Joseph Joseph GoEat lunchbox


Blue and black roasting tray on white background

12. Roasting tray 

Less costly than you might imagine, a decent roasting tin comes in handy for a multitude of different recipes from a Sunday roast to a sweet traybake. This Lakeland pan has many positive features, including a non-stick surface, pouring lip for cooking juices and a generous capacity – essential when cooking for a group.

Lakeland large roasting tin with pouring lip. Buy now (£12.99)

Memphis mug with the letter g
13. Mug

Caffeinated drinks are a mainstay of student life. One way to avoid ever losing your favourite mug without resorting to territorial post-it notes? Get one marked with your initial. 

Oli & Zo Memphis-style geometric initial mug. Buy now from Not on the High Street (£14)

Mini fridge with bottle top design

14. Mini fridge

Fellow students stealing your milk is a common gripe for freshers. A personal fridge in your room will prevent any crimes against refrigerated goods. This playful design featuring colourful bottle tops is a nod to a drink particularly popular with students, although for a more muted finish, check out our mini fridge reviews and find eight other recommendations at various price points.

Kuhla mini fridge 


More student-friendly product reviews

Best hand blenders
Best food storage containers
Best kitchen gadgets under £10
Best reusable water bottles
10 gadgets to save you money in the kitchen

Student recipes and guides

7 healthy student recipes
Basic recipes for your first year as a student
10 vegan student recipes
10 vegetarian student recipes
Essential recipes for university
Our best ever student recipes
Cheap and healthy recipes

What kitchen equipment could you not live without at university? Leave a comment below...

This review was last updated in September 2019. If you have any questions, suggestions for future reviews or spot anything that has changed in price or availability please get in touch at goodfoodwebsite@immediate.co.uk.

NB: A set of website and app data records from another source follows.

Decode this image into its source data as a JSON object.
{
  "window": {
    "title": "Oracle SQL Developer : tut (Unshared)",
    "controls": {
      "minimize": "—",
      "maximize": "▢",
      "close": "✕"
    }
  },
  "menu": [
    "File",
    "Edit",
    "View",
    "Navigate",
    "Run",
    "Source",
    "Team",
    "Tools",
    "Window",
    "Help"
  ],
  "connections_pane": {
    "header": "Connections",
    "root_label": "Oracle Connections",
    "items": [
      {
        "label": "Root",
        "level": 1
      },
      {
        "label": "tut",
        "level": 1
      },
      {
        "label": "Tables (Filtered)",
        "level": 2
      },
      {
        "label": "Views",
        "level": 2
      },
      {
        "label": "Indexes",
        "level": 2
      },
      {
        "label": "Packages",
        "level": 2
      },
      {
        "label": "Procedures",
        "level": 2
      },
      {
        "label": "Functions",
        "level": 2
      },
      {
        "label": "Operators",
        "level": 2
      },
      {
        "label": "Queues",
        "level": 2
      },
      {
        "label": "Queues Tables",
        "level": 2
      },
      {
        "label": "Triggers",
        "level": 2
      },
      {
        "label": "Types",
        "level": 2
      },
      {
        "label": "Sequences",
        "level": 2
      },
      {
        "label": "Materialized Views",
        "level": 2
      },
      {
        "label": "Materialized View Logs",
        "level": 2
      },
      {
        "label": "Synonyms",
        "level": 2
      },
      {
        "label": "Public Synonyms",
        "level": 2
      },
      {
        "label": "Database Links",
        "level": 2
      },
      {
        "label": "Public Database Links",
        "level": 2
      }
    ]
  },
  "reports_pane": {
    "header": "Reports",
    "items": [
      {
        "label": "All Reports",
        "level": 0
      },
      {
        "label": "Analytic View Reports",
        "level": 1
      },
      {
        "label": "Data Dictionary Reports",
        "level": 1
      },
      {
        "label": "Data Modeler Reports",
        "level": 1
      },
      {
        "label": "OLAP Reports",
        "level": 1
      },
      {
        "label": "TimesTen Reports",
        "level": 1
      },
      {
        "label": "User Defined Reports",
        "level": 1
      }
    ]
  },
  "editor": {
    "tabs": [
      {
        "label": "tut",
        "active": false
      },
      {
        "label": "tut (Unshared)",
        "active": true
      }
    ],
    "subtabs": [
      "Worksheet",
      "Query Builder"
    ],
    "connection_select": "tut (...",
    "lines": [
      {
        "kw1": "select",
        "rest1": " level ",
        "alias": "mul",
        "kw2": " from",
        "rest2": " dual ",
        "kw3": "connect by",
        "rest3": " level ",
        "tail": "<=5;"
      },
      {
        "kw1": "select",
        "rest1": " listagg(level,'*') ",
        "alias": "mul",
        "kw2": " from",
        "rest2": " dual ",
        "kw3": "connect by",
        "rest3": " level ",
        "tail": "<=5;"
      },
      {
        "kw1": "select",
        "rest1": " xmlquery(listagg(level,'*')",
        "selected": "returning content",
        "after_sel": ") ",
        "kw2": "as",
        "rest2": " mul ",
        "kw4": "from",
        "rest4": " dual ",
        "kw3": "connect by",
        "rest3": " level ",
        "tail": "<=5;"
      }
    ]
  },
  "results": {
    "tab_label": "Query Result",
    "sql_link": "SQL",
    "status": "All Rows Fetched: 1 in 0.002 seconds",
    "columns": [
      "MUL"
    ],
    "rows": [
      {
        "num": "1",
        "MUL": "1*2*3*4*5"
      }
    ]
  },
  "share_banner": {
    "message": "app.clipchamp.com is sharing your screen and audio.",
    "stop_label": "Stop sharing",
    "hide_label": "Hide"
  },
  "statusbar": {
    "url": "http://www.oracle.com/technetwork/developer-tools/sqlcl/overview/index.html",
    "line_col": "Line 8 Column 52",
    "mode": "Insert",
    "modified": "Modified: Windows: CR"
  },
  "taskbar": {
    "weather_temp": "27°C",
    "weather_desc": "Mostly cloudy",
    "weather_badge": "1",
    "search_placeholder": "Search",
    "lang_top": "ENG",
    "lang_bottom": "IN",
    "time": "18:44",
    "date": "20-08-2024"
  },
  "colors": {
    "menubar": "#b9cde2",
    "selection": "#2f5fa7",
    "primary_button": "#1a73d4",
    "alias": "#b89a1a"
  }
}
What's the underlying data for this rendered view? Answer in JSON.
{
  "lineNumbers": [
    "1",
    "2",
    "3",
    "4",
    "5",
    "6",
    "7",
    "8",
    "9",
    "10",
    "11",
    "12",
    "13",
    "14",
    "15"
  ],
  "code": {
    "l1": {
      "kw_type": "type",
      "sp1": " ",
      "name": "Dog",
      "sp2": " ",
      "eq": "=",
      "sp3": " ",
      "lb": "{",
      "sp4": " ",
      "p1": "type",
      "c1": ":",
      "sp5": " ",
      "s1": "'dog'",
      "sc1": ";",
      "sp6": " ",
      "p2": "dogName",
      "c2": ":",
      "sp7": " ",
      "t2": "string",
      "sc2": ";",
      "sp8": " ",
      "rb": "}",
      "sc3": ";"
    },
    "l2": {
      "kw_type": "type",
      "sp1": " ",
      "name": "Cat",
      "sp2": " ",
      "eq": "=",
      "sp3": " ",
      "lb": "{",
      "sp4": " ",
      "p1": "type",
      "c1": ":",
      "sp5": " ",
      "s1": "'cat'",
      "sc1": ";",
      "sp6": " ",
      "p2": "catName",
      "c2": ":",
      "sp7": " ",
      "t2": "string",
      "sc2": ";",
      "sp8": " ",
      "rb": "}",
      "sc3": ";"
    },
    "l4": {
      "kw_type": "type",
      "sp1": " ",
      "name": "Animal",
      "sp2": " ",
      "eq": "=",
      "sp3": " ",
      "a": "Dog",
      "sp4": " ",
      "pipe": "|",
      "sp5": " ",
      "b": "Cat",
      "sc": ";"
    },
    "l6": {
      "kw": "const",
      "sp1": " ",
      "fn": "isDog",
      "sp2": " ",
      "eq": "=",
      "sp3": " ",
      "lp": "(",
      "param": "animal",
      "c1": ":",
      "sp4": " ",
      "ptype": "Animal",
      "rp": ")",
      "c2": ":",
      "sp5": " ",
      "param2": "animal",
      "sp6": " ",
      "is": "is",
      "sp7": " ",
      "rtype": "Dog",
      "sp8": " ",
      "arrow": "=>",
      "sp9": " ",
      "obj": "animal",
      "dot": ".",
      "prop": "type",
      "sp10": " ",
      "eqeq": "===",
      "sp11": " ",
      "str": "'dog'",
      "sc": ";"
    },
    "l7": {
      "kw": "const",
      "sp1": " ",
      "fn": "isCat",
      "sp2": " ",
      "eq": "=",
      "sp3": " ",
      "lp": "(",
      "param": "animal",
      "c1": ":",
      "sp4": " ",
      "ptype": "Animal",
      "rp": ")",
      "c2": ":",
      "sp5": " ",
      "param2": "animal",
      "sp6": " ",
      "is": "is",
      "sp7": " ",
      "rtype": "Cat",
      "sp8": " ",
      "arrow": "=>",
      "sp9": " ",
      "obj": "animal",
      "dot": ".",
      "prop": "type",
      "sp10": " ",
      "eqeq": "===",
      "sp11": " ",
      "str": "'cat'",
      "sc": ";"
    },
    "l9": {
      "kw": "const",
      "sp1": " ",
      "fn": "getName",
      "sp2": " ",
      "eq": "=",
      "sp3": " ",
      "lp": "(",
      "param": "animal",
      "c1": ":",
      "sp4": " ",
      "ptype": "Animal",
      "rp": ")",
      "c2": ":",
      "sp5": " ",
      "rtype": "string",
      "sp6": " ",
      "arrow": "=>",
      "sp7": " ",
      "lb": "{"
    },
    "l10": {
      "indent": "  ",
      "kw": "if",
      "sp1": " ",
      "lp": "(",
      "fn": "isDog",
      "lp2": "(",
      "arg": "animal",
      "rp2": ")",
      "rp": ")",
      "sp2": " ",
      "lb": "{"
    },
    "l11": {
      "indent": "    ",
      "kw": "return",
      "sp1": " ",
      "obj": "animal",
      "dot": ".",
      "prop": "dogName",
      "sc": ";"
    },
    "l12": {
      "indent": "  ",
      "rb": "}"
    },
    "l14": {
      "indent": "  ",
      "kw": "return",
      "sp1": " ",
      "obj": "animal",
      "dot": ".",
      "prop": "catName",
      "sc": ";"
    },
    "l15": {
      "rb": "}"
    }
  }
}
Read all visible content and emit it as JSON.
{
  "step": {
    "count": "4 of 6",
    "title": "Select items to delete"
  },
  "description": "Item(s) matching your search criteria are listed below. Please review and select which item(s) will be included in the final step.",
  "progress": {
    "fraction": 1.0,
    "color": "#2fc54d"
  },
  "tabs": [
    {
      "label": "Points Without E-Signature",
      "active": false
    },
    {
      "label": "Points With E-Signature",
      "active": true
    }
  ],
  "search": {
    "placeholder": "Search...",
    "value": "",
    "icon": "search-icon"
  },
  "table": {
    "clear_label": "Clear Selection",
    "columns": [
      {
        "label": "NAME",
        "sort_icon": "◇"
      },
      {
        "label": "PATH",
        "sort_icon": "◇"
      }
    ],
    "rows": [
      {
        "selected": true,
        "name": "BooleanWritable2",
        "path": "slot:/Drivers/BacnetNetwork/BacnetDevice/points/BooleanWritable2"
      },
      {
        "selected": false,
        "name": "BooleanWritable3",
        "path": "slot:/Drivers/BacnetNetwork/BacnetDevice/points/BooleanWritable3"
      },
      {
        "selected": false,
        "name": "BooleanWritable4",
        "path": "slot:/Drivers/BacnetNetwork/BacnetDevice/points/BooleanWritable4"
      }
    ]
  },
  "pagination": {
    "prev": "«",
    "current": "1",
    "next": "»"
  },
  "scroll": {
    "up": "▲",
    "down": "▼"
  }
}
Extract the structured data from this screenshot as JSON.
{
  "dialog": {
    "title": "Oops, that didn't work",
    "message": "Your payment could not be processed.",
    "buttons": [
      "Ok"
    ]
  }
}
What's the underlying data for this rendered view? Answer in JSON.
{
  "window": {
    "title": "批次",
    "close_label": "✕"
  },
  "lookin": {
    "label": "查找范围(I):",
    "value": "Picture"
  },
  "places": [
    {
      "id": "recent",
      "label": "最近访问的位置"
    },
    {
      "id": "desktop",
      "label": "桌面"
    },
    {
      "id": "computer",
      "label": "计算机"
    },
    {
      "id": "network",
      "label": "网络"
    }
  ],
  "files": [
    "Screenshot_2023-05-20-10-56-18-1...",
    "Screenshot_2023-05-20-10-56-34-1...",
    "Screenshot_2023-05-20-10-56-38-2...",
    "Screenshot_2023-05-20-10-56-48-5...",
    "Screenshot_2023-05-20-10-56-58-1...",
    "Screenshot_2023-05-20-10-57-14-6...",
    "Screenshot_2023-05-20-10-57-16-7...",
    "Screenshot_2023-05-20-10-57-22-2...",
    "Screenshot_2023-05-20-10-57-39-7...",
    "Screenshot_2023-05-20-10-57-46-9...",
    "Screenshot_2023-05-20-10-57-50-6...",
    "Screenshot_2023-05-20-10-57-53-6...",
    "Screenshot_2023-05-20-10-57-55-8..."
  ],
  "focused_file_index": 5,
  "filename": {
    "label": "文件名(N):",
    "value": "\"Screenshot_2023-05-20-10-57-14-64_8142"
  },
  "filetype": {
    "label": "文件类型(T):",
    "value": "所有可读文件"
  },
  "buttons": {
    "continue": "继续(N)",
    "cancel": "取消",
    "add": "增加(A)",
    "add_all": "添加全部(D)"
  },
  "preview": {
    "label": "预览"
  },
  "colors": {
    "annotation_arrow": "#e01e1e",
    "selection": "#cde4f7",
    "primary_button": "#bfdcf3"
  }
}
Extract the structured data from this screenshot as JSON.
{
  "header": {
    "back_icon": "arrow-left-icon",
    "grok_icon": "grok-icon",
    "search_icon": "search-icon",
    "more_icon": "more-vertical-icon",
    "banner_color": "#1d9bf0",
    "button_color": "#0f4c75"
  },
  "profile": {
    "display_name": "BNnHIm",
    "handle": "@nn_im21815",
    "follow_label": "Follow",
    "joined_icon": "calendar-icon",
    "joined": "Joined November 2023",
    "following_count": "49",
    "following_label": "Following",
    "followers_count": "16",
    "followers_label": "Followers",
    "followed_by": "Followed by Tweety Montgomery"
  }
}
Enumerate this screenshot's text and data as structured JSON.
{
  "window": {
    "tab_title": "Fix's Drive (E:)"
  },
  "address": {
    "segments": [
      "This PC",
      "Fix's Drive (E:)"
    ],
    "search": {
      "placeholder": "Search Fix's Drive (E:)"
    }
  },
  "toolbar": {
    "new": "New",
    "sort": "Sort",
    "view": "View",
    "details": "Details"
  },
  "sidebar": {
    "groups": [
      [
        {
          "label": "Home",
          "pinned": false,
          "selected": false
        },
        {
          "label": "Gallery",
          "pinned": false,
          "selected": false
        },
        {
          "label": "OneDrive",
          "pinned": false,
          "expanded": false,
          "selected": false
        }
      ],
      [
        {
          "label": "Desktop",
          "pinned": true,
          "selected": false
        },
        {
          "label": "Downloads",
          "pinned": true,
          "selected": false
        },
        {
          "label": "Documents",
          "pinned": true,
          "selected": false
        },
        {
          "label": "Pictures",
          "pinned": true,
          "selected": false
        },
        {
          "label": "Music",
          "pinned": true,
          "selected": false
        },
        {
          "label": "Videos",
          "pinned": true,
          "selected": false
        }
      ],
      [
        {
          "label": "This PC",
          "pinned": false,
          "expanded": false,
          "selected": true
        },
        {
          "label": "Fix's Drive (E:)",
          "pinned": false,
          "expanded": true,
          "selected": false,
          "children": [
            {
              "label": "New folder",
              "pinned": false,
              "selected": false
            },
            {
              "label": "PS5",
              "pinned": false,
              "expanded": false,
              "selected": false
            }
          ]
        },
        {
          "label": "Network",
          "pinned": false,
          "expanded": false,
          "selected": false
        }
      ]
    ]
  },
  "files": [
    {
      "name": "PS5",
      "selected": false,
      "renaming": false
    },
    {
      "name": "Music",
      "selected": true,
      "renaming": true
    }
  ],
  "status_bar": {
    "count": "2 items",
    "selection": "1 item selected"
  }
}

Comments, questions and tips

Sign in or create your My Good Food account to join the discussion.
12th Nov, 2015
I'd suggest ditching the slow-cooker for a combined electric pressure cooker and slow-cooker (you can also saute with the lid off so it's also a large saucepan) - there are various models (I have an Instant Pot IP-Duo60 6 litre) ranging from basic to ones with timer and presets for specific foods (e.g. soup, stew, stock, poultry, chilli). They tend to come with a steamer basker and/or a trivet so you can use it as a steamer too (and store them inside when not in use). Having multi-purpose kit saves space and is usually cheaper than buying the appliances separately. You can also buy multi-cookers that slow-cook, cook rice, steam etc. but don't pressure cook; I had one as a student - handy in a tiny space.
Nishrin Rieza
28th Jan, 2015
nice tips. And I also agree with Daisy@Cheaperseeker. Too many utensils.
16th Sep, 2014
Agree with Daisy@Cheaperseeker - loads of cutlery - I did buy new in first year but it's better to just buy a load from the charity shop as you are never going to leave with your full set. Paper/Plastic bowls - if you are considering feeding a crowd, no-one wants to get stuck washing up or having to serve chili from mugs... 2 Saucepans, again if you can find some in decent condition in a charity shop or on sale super cheap somewhere go for it, as chances are you will find at least one of them hidden in a cupboard, half full of food because someone came in at 3am and fancied pasta
Daisy@Cheaperseeker's picture
17th Apr, 2014
So many knives, forks and spoons.
27th Oct, 2013
I've got a 3L slow cooker and bought a plug-in timer for it. It's cheaper than forking out for a cooker with a built in timer and just as good.
20th Jun, 2013
Something I find to be crucial in the kitchen is a colander. Makes draining/rinsing things such as pasta (an obvious student staple) or salad much easier.
Be the first to ask a question about this recipe...Unsure about the cooking time or want to swap an ingredient? Ask us your questions and we’ll try and help you as soon as possible. Or if you want to offer a solution to another user’s question, feel free to get involved...
Be the first to suggest a tip for this recipe...Got your own twist on this recipe? Or do you have suggestions for possible swaps and additions? We’d love to hear your ideas.